Mr. Villaseñor said his take care of the Coyotes will allow him to get his hands on every little thing from, potentially, “the campaigns to the colour palette of the world, the drinks, the lighting, the emblem and the design, including outside the stereotypical merch program to dressing the team on each a street and ritual level.” It’s like an in-house makeover program!
And never unlike what he’s attempting to do in reinventing Bally, where he added some louche razzle-dazzle to the Alpine ephemera. “When you really dissect it, it’s about honoring the heritage and amplifying it,” Mr. Villaseñor said.
That’s the type of fashionspeak traditionally present in design ateliers, not weight rooms. But, said Scott Malkin, an owner of the Recent York Islanders, it’s not the one connection. Mr. Malkin can be the founding father of Value Retail, a gaggle of luxury outlet malls in Europe and Asia, and this yr he broke ground on a latest shopping village next to the recently opened UBS hockey arena in Belmont Park.
Sports and fashion are each, he said, “about creative energy married to execution,” about managing talent that always doesn’t easily fit right into a rigid structure and that has to evolve as society does. They each take care of a relentless schedule and may have enormous psychic impact and reach, he said, and each love to speak in regards to the “curation of experience.”

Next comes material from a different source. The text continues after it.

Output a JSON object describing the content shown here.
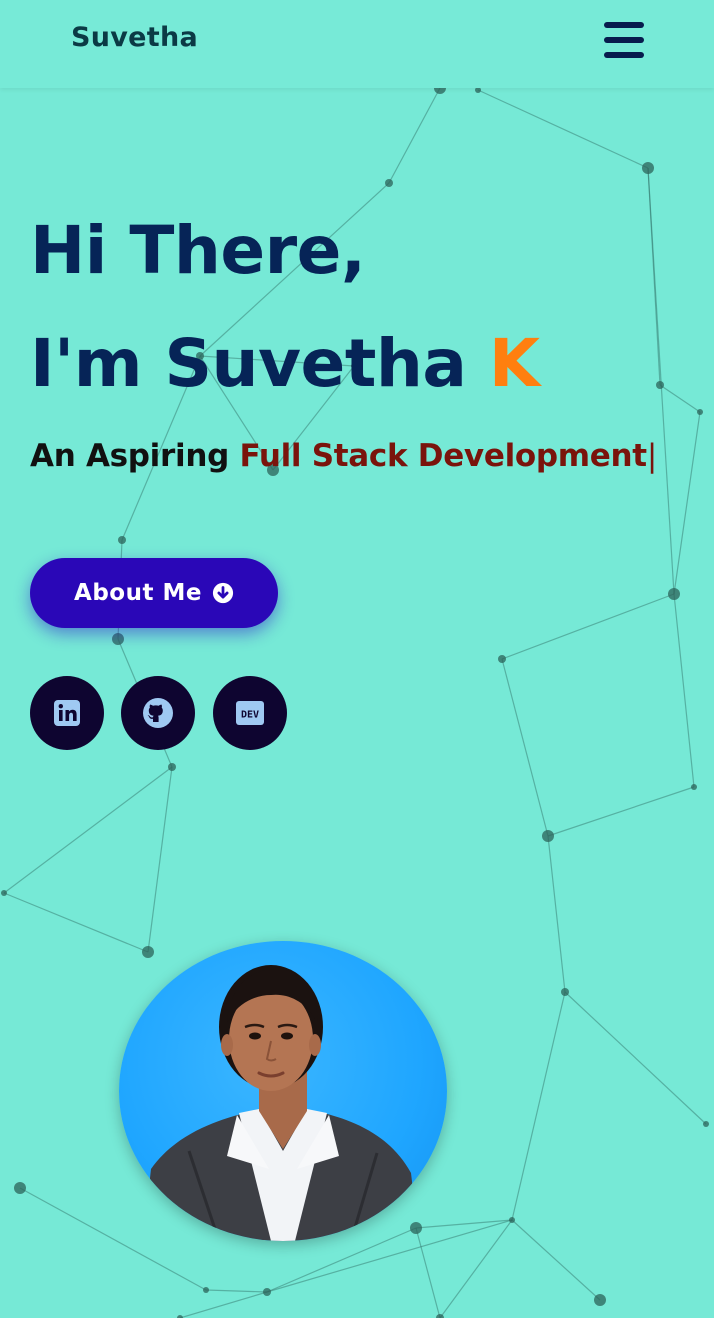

They usually are each about branding, on the macro and micro level.
What’s a brand, in any case, except a group of values encompassed by a reputation or a logo or an object? It’s an emblem that represents, say, heritage, know-how, beauty. Or excellence, aspiration, power, grace and activism — all of the adjectives that attach to athletes. And sometimes handbags. Or sneakers.